Astros Take Stanford Pitcher Appel With MLB Draft’s Top PickRob Gloster
The Houston Astros selected Stanford University right-handed pitcher Mark Appel with the top pick in Major League Baseball’s first-year player draft.
It is the second straight year the Astros claimed the first overall selection by having the worst record in the major leagues the previous season. Last year, they picked shortstop Carlos Correa with the top pick.
Appel, 21, was drafted eighth last year, and then returned to Stanford for his senior season after failing to agree on a contract with the Pittsburgh Pirates.
“This has just been such a surreal moment for me and my family knowing I’m going back home,” Appel, who was born in Houston and lived there until he was 12, said in a telephone interview with MLB.com.
Appel graduated from Stanford with a degree in management science and engineering after going 10-4 with a 2.12 earned run average and 130 strikeouts in 106 1/3 innings this season.
Appel was among 15 pitchers, including 12 right-handers, selected last night in the first round, the most among all positions. Also taken in the opening round were six outfielders, four shortstops, three third basemen, two first basemen, two catchers and one second baseman.

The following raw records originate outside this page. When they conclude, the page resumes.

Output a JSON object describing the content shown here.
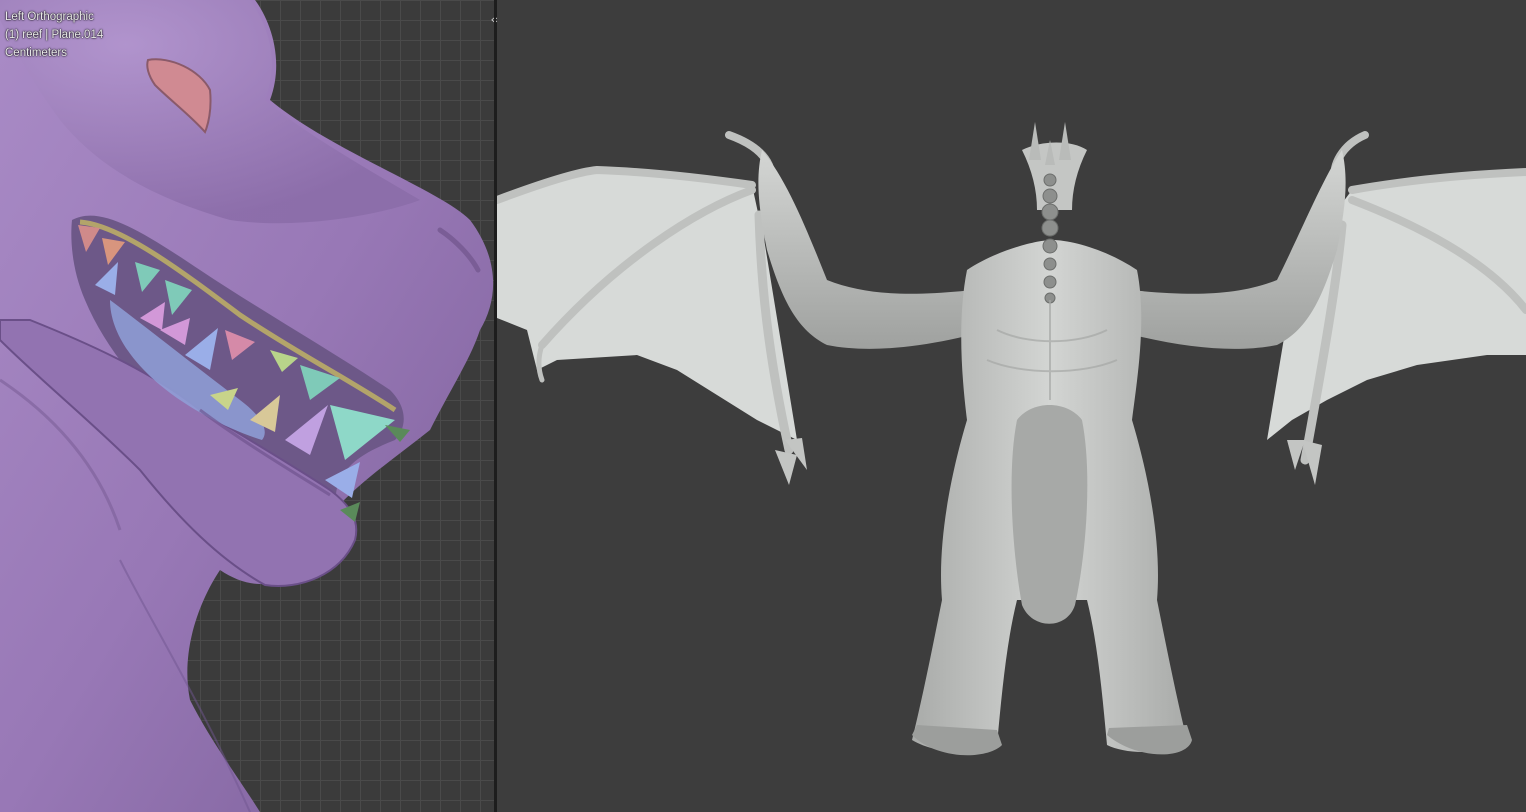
{
  "left_viewport": {
    "view_name": "Left Orthographic",
    "object_info": "(1) reef | Plane.014",
    "units": "Centimeters",
    "model": "dragon-head-closeup"
  },
  "right_viewport": {
    "model": "dragon-body-front"
  },
  "split_handle": {
    "icon": "split-arrows-icon",
    "glyph": "‹›"
  },
  "colors": {
    "viewport_bg": "#3d3d3d",
    "divider": "#1d1d1d",
    "dragon_skin": "#9a7cb8",
    "clay_model": "#c9cbc9",
    "wing_membrane": "#d9dcda"
  }
}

Of the first-round selections, 18 players were from college and 15 were from high schools with California leading with six players, followed by Texas with four and Florida and Georgia with three each. For the first time since the 2001 draft, there were no pairs of teammates selected in the first round.

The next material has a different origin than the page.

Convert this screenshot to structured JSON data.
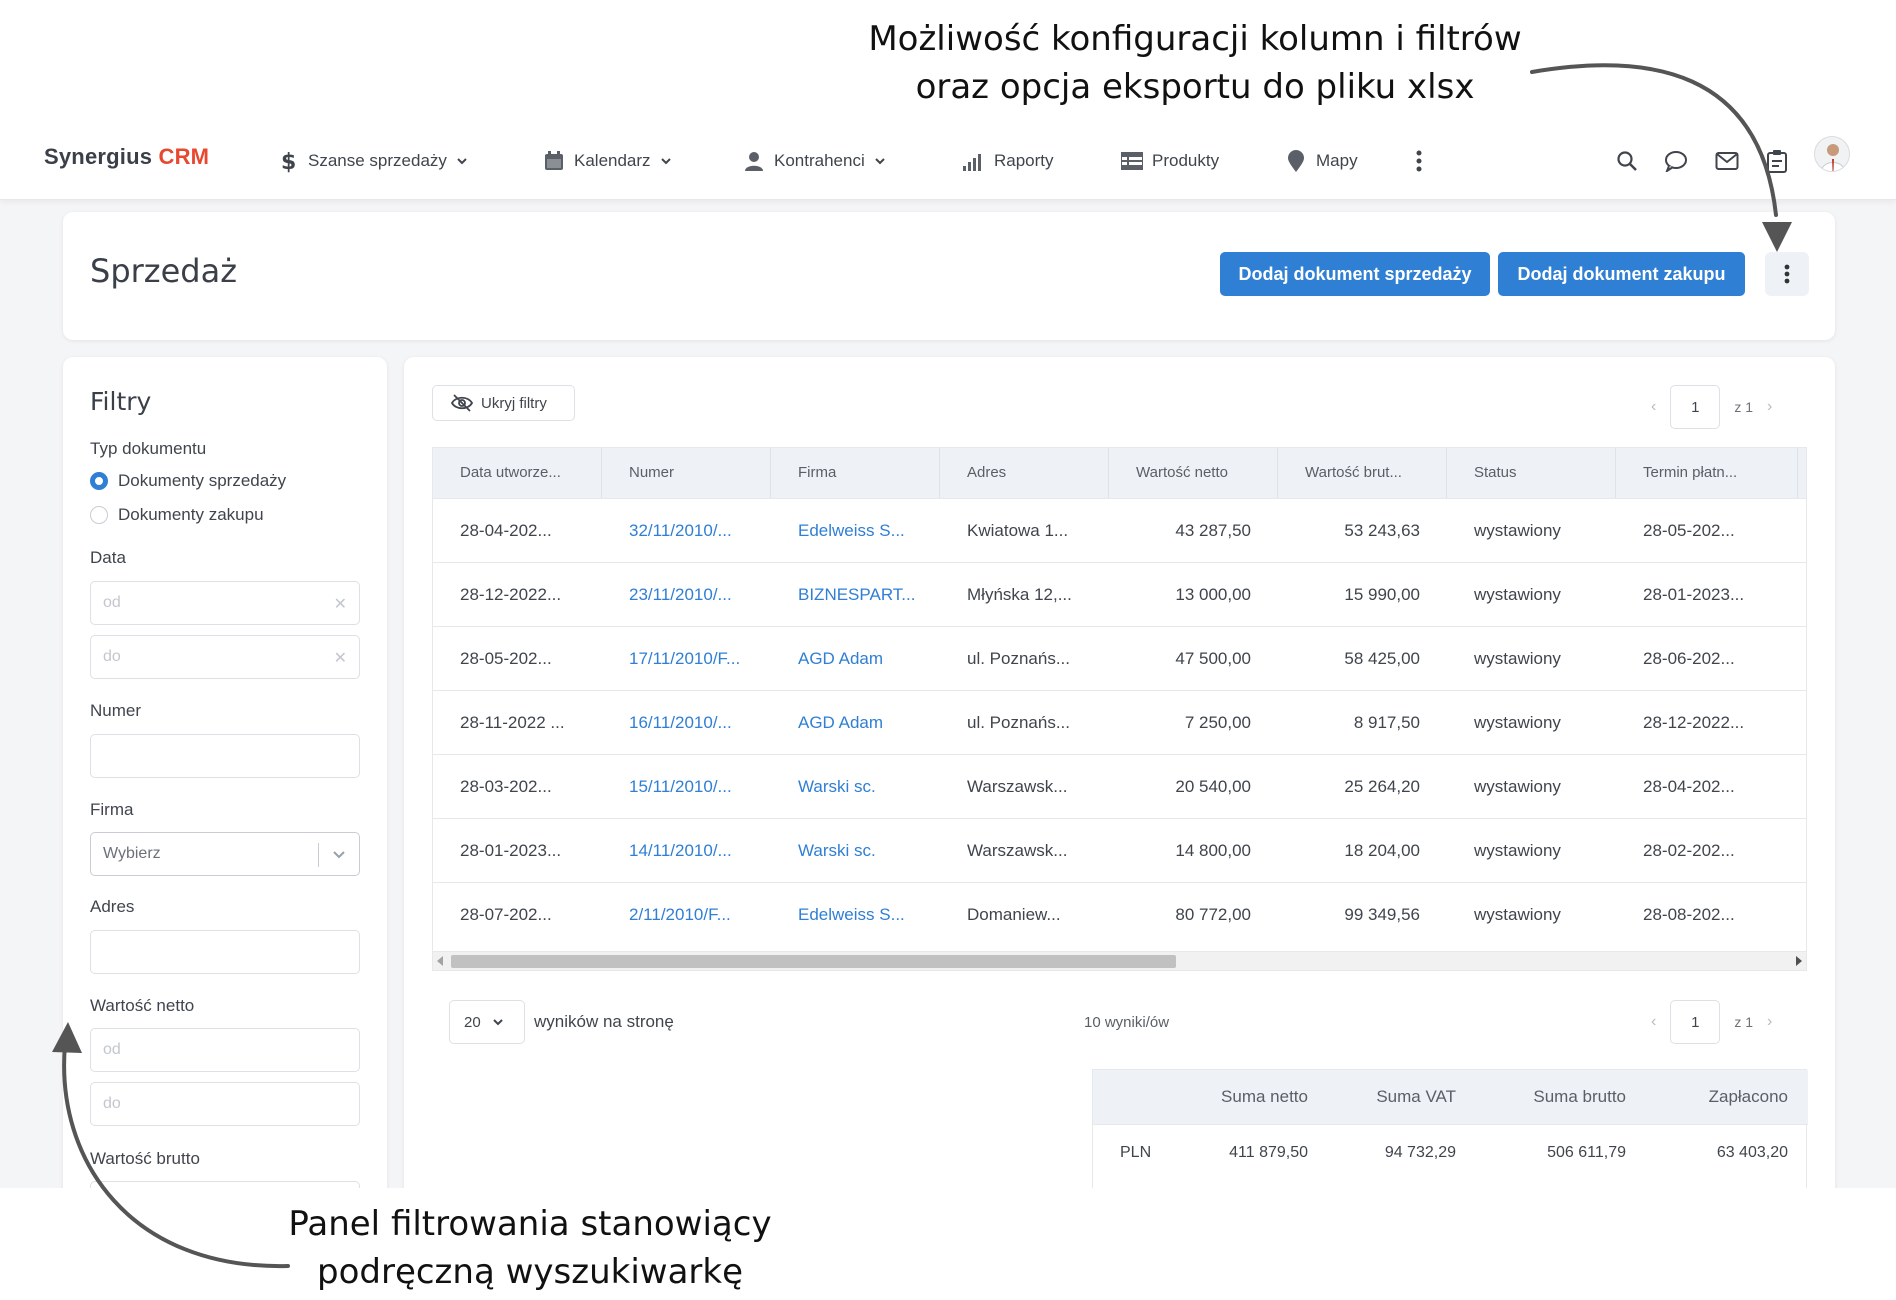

Kris Bryant, a third baseman from the University of San Diego, was the second pick overall by the Chicago Cubs and was followed by two pitchers.
The Colorado Rockies selected right-hander Jonathan Gray of Oklahoma with the third pick and the Minnesota Twins took Texas high school right-hander Kohl Stewart with the fourth pick. The Cleveland Indians picked Georgia high school third baseman Clint Frazier at No. 5.
The New York Mets selected first baseman Dominic Smith from Junipero Serra High School in Gardena, California, with the 11th pick. The 17-year-old, who bats and throws left-handed, hit .493 with seven home runs and 38 runs batted in during 27 games this season.
“We felt going back to last spring, into the summer, that this was one of the most advanced high school hitters that you’ll find,” said Tommy Tanous, the Mets’ director of amateur scouting. “The fact that he bats left-handed is even nicer.”
Smith, who committed to the University of Southern California, is the fifth position player taken in the first round by the Mets since 2008.
The Mets chose Nevada’s Basic High School right-handed pitcher Andrew Church as the 48th overall pick in the second round.
The New York Yankees selected third baseman Eric Jagielo, a junior at Notre Dame, as the 26th pick. Named the 2013 Big East Player of the Year, Jagielo batted .388 with 47 runs, 19 doubles, nine home runs and 53 runs batted in during 56 games with the Irish.
“We had a great first day,” said Damon Oppenheimer, the Yankees’ vice president of amateur scouting. “Eric Jagielo is a physical left-handed hitter with plus power. He shows a good combination of plate discipline and power.”
Center fielder Aaron Judge, 21, a junior at Fresno State, was the Yankees’ 32nd pick, and high school left-handed pitcher Ian Clarkin, 18, of San Diego was taken 33rd by the Yankees. The final two selections came as compensation for losing free agents Nick Swisher and Rafael Soriano during the offseason.
With their 66th overall selection in the second round, the Yankees chose second baseman Gosuke Katoh of Rancho Bernardo High School in San Diego.
The three-day draft continues through tomorrow.